◆ Goal of the exercise: The records appear below. Repeat them exactly.
====
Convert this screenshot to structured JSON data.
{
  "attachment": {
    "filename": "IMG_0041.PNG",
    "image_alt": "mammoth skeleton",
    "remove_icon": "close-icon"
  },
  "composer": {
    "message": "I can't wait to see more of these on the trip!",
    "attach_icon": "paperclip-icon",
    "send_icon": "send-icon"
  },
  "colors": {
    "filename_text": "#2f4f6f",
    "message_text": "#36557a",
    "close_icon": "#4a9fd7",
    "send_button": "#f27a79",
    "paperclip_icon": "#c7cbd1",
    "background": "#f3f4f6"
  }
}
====
◆ Output for this exercise:
Convert this screenshot to structured JSON data.
{
  "attachment": {
    "filename": "IMG_0041.PNG",
    "image_alt": "mammoth skeleton",
    "remove_icon": "close-icon"
  },
  "composer": {
    "message": "I can't wait to see more of these on the trip!",
    "attach_icon": "paperclip-icon",
    "send_icon": "send-icon"
  },
  "colors": {
    "filename_text": "#2f4f6f",
    "message_text": "#36557a",
    "close_icon": "#4a9fd7",
    "send_button": "#f27a79",
    "paperclip_icon": "#c7cbd1",
    "background": "#f3f4f6"
  }
}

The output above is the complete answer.